### Exercise prompt
List every line in this data where the string "WPAC" occurs.

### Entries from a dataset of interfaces
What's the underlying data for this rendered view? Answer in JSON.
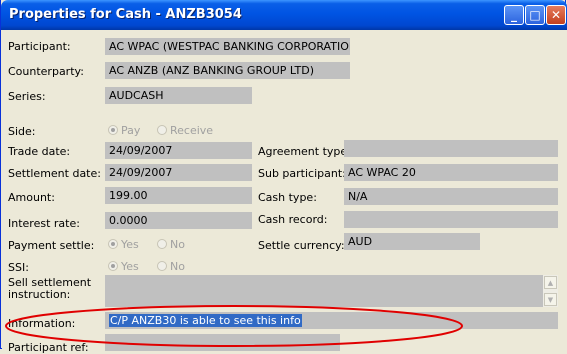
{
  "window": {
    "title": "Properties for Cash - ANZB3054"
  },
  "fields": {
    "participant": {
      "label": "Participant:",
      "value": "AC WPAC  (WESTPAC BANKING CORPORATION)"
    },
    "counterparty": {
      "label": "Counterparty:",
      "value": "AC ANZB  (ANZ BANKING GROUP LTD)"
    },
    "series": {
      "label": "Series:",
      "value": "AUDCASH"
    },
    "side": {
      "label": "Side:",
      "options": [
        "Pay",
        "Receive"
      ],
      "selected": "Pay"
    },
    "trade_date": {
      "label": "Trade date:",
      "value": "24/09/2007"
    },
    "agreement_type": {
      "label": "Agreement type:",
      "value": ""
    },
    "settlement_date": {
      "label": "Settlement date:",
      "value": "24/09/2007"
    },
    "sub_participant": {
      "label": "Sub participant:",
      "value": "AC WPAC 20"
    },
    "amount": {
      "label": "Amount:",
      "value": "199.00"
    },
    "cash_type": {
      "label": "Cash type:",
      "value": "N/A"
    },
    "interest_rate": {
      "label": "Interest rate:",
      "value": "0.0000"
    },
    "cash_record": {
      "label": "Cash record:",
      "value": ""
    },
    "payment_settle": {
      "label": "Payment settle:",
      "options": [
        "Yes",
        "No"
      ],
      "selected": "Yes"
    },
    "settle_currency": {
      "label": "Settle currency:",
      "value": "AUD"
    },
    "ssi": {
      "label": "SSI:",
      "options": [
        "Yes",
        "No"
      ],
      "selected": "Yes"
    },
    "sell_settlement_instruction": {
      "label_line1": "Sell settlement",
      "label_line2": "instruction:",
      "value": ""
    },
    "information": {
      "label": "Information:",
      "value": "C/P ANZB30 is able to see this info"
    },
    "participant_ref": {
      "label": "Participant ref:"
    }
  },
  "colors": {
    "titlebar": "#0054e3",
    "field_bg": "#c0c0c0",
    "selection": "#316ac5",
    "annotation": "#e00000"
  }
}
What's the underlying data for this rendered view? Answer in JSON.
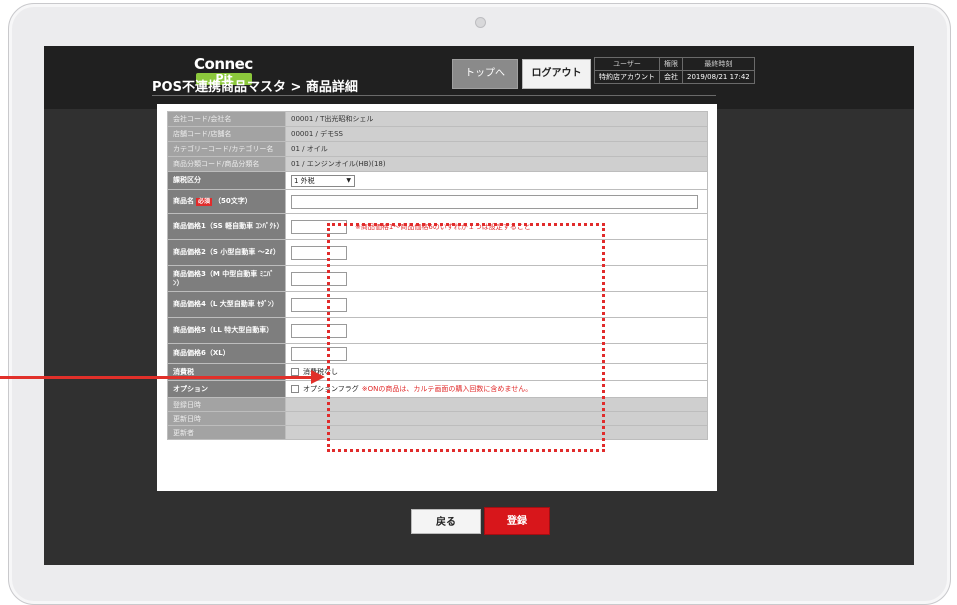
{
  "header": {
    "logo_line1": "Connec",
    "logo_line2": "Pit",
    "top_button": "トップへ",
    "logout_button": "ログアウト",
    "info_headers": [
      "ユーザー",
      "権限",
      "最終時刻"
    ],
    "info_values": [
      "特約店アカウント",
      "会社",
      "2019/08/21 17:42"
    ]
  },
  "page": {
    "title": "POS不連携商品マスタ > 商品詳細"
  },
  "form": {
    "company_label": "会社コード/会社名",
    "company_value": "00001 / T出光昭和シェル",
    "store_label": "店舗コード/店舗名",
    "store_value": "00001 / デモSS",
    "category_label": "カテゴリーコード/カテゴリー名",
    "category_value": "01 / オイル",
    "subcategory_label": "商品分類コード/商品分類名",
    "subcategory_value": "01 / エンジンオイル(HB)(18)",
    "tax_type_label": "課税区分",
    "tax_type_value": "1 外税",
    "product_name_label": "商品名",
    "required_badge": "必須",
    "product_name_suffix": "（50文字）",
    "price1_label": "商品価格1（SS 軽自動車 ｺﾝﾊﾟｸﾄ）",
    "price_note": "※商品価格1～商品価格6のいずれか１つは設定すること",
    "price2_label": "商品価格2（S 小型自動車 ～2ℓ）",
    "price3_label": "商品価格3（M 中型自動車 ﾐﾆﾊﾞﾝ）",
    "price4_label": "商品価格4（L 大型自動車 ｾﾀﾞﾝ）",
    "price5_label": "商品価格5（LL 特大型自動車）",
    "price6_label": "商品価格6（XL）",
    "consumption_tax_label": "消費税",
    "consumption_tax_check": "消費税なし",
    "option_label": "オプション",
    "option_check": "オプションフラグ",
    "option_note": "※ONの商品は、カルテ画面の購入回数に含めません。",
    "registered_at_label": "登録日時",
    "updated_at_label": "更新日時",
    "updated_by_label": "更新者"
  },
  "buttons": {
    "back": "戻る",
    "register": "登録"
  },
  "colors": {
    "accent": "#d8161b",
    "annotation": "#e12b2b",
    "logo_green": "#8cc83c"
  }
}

### Result for this exercise
      "value": "AC WPAC  (WESTPAC BANKING CORPORATION)"
      "value": "AC WPAC 20"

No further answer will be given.